What is needed ::
Beginning with the line that holds "What's the underlying" and ending with the last line below, please copy every line exactly, add nothing, and leave out the pictures.

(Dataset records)
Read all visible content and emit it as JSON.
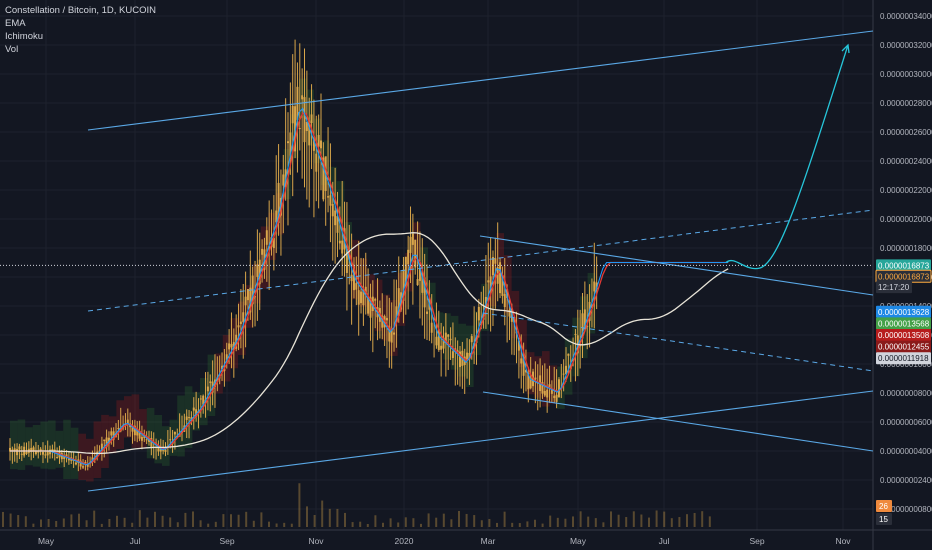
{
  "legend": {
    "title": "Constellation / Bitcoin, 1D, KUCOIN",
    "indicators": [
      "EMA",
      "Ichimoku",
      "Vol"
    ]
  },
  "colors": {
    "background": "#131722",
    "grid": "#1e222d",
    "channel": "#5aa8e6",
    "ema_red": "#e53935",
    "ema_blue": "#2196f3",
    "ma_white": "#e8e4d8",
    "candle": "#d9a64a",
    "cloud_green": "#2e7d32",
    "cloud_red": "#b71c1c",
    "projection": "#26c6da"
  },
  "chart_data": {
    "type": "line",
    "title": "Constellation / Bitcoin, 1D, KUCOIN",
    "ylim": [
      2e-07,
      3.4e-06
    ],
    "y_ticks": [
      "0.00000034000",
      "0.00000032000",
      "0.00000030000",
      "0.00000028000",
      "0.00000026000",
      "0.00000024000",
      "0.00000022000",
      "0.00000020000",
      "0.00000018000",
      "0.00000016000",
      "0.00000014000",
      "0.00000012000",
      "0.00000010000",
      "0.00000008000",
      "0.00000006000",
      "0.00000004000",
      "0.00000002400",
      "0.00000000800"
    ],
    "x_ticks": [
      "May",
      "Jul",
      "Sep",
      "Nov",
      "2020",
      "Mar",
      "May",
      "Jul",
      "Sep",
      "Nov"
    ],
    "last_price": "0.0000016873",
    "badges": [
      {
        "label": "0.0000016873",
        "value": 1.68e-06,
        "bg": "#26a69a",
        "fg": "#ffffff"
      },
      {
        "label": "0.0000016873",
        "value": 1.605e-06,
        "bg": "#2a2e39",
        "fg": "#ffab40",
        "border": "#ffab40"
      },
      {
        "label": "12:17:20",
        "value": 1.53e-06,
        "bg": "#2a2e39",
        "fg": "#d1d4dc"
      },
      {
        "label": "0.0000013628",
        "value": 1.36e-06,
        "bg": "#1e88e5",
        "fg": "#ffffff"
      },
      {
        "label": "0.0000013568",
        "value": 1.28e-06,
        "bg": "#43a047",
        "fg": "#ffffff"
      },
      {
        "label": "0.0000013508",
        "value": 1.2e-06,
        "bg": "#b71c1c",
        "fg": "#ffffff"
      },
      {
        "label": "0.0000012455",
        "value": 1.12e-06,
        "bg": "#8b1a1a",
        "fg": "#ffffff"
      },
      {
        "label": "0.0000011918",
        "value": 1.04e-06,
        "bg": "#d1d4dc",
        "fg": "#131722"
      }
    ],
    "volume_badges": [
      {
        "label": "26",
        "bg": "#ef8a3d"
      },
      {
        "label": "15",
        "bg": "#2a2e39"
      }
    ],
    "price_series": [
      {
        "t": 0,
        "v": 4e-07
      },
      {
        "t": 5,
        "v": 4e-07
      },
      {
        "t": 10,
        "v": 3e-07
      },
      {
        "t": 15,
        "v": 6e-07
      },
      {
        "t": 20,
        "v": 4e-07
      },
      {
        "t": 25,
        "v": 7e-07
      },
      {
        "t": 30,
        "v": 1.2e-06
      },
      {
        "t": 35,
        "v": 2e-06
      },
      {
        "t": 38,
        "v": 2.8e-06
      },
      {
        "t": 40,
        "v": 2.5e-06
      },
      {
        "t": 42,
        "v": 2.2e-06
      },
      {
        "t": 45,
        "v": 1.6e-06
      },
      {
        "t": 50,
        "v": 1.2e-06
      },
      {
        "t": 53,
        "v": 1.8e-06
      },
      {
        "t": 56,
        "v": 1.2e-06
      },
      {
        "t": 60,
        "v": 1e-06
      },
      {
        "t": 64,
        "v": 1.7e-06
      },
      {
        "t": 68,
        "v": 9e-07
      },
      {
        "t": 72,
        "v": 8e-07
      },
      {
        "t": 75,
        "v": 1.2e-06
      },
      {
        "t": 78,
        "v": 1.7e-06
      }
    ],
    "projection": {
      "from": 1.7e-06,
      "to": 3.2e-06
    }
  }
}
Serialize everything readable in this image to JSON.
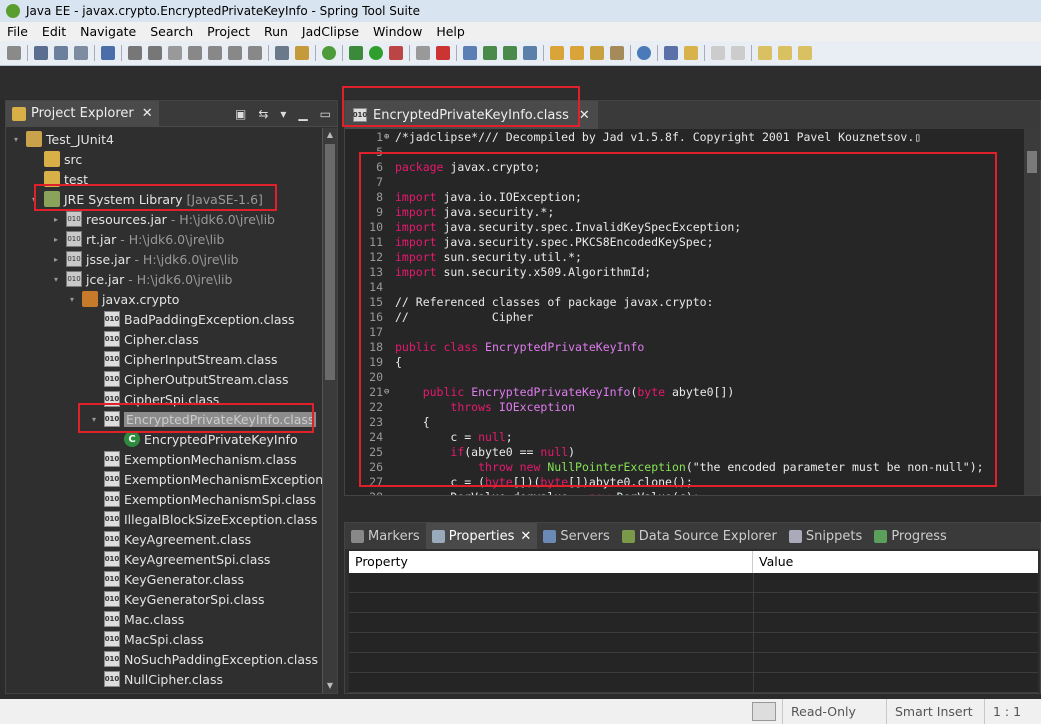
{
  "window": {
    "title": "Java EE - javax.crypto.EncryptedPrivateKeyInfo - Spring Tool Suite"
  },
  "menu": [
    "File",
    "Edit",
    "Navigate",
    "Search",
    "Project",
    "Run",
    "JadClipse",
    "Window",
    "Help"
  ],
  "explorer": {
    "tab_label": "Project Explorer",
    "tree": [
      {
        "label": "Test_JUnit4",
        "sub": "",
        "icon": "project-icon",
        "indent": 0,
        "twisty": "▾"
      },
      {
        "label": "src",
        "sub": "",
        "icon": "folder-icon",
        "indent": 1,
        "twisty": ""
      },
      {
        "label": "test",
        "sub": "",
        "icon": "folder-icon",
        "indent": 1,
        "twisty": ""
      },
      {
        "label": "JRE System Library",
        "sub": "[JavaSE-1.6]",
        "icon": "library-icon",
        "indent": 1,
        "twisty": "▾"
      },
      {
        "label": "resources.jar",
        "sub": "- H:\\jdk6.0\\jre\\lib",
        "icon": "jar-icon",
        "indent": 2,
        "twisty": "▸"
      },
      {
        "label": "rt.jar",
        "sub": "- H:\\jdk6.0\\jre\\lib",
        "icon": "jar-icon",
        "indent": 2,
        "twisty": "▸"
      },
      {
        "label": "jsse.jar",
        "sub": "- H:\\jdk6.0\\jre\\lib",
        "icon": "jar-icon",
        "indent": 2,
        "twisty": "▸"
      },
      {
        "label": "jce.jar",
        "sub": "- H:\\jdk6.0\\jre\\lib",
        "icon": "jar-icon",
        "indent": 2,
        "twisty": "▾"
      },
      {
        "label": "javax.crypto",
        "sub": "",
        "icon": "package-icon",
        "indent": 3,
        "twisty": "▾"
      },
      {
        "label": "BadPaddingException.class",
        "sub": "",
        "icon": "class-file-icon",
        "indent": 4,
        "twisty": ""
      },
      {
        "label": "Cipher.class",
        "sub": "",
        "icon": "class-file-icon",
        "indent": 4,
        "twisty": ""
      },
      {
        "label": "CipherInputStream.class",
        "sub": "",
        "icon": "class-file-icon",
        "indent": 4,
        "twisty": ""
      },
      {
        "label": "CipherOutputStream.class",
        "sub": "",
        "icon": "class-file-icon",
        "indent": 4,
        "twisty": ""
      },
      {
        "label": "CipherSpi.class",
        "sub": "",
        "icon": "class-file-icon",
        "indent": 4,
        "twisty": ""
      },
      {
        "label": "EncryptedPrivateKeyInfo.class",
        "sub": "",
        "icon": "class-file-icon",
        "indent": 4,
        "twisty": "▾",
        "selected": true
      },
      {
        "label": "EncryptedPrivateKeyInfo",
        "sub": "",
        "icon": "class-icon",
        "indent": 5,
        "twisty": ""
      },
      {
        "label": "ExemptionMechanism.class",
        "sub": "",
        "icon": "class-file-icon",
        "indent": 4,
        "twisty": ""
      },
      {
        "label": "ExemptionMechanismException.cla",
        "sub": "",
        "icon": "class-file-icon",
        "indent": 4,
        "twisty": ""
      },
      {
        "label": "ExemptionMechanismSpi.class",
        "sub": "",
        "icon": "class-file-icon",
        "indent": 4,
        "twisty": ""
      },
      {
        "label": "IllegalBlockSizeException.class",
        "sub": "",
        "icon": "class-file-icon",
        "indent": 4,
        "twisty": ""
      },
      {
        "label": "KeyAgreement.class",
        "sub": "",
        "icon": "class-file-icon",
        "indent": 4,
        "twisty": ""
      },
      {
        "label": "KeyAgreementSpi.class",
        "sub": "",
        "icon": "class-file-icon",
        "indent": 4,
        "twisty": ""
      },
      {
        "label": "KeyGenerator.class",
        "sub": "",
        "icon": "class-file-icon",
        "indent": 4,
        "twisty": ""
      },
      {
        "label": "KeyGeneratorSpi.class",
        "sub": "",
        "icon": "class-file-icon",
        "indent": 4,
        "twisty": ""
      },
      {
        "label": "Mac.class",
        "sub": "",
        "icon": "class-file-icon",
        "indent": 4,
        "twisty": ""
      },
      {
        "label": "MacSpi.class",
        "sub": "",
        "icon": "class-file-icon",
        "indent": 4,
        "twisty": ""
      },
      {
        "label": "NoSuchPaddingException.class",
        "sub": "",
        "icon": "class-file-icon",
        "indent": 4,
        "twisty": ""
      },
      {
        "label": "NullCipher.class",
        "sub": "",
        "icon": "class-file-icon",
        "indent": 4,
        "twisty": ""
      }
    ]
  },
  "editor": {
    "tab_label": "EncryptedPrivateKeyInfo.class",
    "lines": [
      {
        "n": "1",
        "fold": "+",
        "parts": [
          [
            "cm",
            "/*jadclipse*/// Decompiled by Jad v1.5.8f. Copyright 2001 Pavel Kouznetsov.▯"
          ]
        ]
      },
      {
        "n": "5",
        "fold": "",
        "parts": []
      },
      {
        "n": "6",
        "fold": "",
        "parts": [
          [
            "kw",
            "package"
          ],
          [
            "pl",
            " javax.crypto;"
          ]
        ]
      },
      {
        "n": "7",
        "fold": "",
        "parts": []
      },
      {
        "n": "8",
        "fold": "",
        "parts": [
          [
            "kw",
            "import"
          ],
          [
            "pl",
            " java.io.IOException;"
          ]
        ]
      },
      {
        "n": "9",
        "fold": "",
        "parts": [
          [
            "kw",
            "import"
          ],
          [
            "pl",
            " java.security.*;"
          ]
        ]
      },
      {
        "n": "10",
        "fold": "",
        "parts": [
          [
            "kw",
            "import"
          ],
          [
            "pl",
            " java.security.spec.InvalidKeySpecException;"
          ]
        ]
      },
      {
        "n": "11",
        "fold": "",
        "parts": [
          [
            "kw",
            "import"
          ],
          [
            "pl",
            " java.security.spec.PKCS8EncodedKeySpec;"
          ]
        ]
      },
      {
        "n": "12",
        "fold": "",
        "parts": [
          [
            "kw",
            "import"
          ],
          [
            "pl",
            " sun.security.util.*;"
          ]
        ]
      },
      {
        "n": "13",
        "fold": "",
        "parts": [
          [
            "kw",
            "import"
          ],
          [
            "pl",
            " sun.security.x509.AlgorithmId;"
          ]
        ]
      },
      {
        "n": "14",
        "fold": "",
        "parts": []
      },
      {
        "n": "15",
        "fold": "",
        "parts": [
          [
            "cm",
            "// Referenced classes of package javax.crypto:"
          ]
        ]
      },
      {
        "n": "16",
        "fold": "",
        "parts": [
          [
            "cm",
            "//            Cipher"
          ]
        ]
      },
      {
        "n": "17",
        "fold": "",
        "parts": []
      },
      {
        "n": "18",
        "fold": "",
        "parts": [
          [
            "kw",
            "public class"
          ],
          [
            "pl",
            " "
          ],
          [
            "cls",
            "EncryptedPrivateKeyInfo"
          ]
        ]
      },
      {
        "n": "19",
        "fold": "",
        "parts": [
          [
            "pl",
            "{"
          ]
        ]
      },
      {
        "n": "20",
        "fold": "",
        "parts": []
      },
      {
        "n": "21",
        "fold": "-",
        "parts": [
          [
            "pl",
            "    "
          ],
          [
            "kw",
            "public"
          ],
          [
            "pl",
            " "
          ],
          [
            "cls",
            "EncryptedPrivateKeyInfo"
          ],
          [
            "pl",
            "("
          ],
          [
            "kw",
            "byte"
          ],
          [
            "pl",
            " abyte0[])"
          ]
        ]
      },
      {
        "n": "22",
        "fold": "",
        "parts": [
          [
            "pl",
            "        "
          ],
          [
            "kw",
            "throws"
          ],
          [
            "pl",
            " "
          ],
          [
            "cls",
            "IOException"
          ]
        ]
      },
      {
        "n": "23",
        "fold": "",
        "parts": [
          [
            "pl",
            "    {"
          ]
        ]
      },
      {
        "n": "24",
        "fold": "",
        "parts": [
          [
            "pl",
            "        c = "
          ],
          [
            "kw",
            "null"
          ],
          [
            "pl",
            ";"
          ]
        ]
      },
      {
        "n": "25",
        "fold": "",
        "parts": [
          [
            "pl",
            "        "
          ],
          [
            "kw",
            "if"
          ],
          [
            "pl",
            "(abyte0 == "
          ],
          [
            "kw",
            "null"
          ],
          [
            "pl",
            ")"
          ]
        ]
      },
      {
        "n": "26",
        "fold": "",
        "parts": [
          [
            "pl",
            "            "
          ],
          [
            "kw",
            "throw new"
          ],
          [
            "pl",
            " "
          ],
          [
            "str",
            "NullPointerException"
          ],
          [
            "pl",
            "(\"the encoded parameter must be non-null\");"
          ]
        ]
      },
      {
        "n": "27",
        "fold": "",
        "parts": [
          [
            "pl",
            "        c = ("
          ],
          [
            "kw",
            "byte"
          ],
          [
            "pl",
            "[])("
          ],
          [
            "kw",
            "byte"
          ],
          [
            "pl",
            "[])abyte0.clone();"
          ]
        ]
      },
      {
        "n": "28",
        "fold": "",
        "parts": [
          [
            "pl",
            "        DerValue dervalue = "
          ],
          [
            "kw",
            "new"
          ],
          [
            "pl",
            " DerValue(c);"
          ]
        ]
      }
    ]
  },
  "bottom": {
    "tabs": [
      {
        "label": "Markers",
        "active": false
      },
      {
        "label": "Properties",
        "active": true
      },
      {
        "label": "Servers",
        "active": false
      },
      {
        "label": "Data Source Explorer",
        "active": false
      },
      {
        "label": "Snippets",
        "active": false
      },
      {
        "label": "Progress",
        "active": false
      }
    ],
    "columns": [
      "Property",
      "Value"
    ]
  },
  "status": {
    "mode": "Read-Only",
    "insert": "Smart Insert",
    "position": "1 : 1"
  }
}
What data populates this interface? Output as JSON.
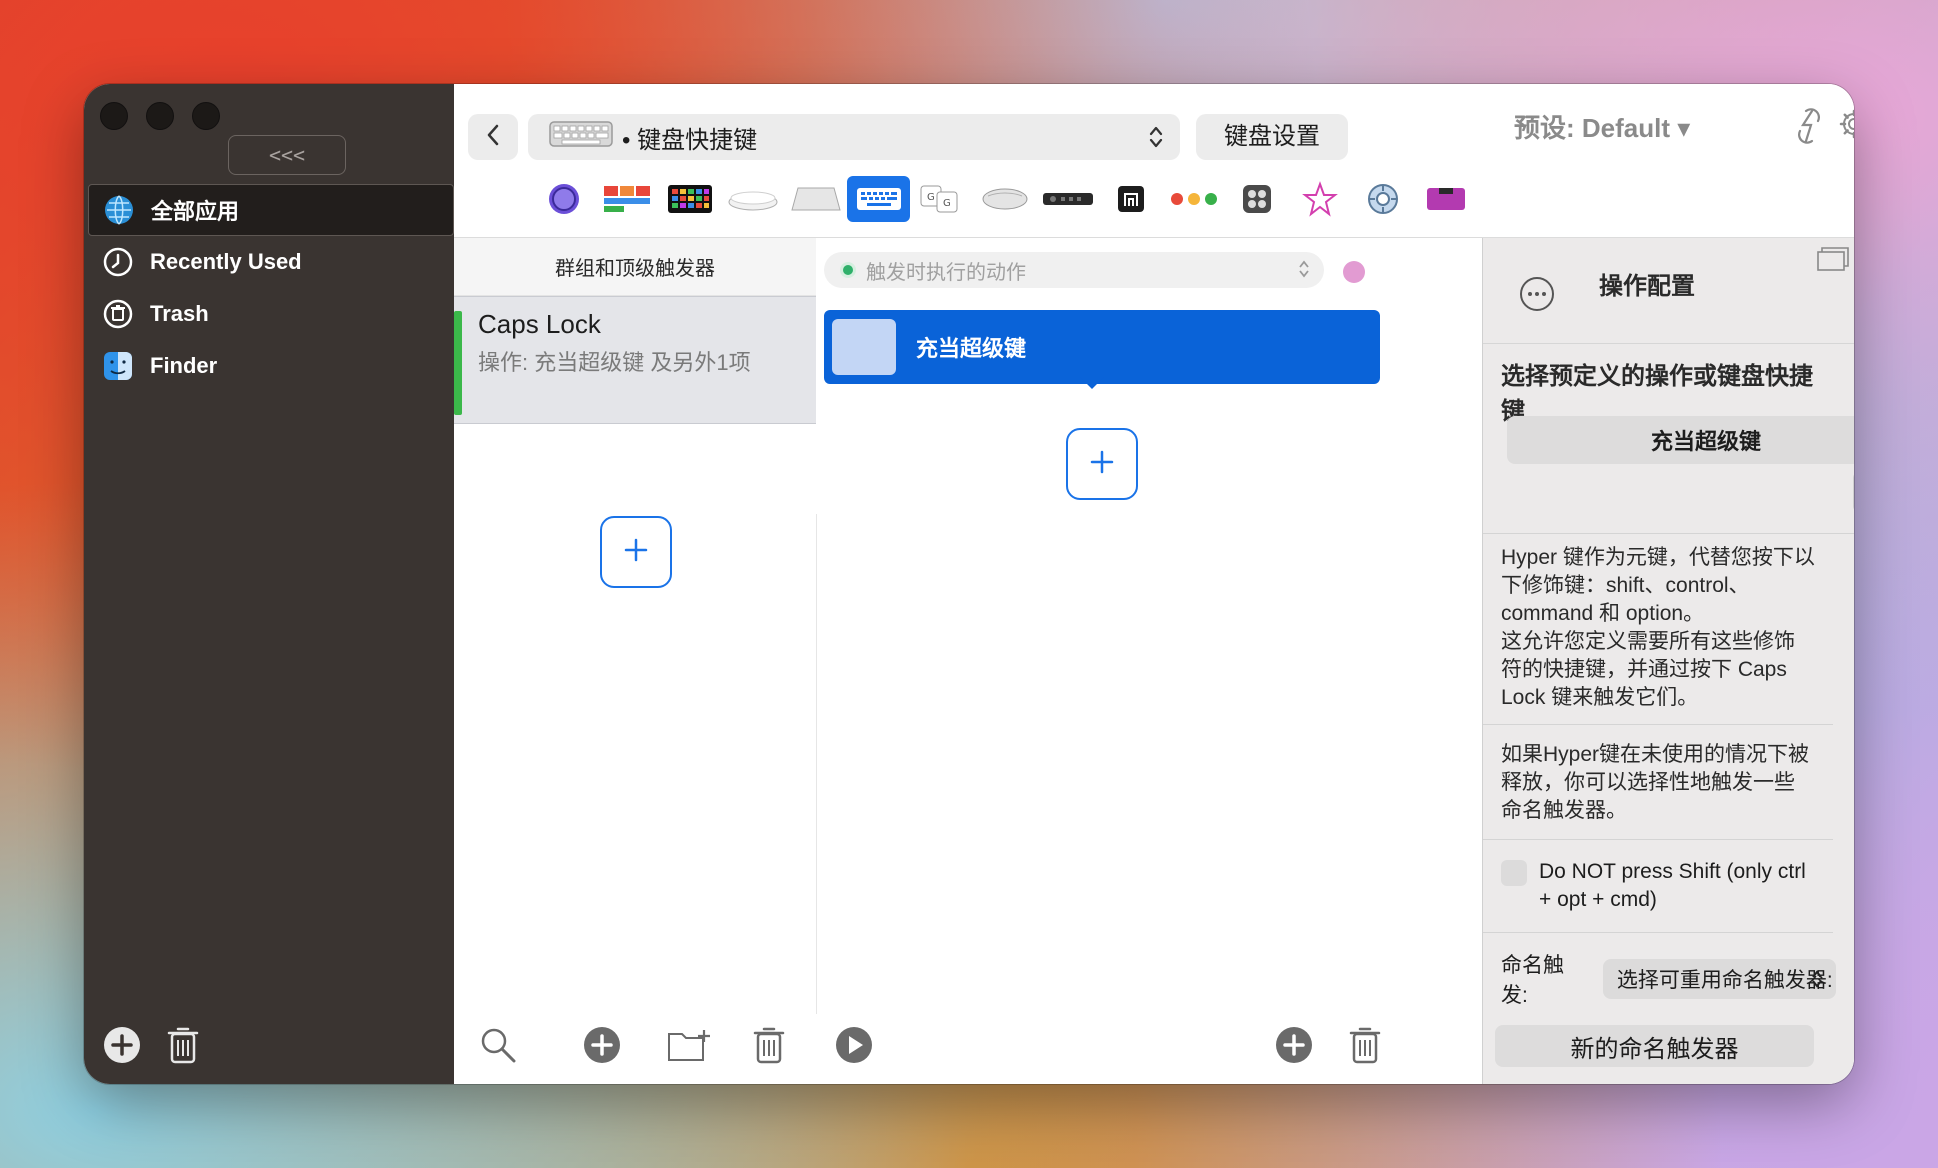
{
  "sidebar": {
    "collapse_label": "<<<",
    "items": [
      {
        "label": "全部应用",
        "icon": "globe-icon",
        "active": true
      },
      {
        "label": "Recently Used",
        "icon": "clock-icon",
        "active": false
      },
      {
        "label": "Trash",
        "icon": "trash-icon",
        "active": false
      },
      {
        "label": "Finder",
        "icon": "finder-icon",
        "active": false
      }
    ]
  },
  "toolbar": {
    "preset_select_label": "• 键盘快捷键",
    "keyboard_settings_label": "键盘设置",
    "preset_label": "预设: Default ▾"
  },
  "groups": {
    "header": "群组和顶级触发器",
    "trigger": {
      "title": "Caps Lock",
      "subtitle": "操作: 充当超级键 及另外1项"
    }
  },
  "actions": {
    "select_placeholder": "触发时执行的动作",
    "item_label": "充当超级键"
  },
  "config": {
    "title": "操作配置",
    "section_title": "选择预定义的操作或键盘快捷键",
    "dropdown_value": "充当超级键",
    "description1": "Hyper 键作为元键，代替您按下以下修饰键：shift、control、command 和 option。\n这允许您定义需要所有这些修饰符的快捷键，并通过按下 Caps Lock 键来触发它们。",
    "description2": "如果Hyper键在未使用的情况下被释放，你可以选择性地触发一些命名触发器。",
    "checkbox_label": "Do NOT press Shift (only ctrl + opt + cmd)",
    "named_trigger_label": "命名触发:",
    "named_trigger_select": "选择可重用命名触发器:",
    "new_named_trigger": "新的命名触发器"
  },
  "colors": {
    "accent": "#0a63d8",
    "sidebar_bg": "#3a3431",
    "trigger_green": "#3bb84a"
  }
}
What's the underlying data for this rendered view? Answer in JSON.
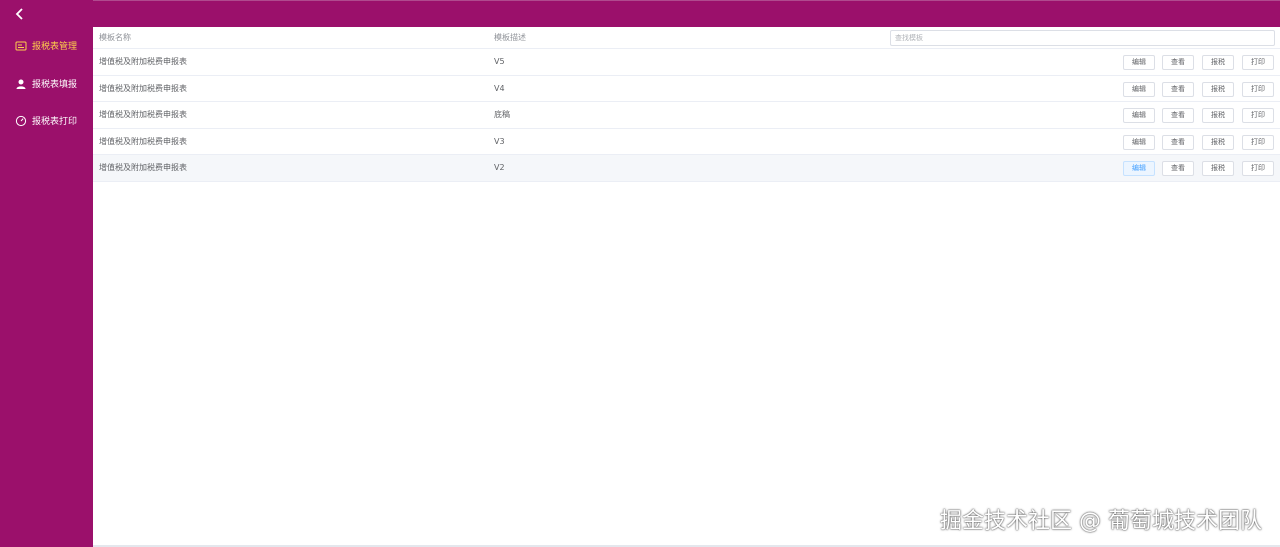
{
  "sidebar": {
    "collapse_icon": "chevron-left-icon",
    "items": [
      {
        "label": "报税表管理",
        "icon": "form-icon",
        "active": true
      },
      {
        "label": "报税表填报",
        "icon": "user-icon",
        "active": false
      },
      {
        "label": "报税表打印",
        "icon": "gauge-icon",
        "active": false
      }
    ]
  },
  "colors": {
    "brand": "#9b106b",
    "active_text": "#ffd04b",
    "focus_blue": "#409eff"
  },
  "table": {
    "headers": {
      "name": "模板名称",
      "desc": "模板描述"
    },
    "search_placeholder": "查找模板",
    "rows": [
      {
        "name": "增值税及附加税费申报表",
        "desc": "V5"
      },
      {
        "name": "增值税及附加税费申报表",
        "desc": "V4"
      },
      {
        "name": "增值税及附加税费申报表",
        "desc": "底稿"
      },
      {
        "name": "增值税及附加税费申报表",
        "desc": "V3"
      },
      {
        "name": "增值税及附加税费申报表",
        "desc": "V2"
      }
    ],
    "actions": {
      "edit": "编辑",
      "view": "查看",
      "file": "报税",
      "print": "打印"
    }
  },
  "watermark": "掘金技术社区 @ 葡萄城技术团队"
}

Task solution ::
What's the underlying data for this rendered view? Answer in JSON.
{
  "sidebar": {
    "collapse_icon": "chevron-left-icon",
    "items": [
      {
        "label": "报税表管理",
        "icon": "form-icon",
        "active": true
      },
      {
        "label": "报税表填报",
        "icon": "user-icon",
        "active": false
      },
      {
        "label": "报税表打印",
        "icon": "gauge-icon",
        "active": false
      }
    ]
  },
  "colors": {
    "brand": "#9b106b",
    "active_text": "#ffd04b",
    "focus_blue": "#409eff"
  },
  "table": {
    "headers": {
      "name": "模板名称",
      "desc": "模板描述"
    },
    "search_placeholder": "查找模板",
    "rows": [
      {
        "name": "增值税及附加税费申报表",
        "desc": "V5"
      },
      {
        "name": "增值税及附加税费申报表",
        "desc": "V4"
      },
      {
        "name": "增值税及附加税费申报表",
        "desc": "底稿"
      },
      {
        "name": "增值税及附加税费申报表",
        "desc": "V3"
      },
      {
        "name": "增值税及附加税费申报表",
        "desc": "V2"
      }
    ],
    "actions": {
      "edit": "编辑",
      "view": "查看",
      "file": "报税",
      "print": "打印"
    }
  },
  "watermark": "掘金技术社区 @ 葡萄城技术团队"
}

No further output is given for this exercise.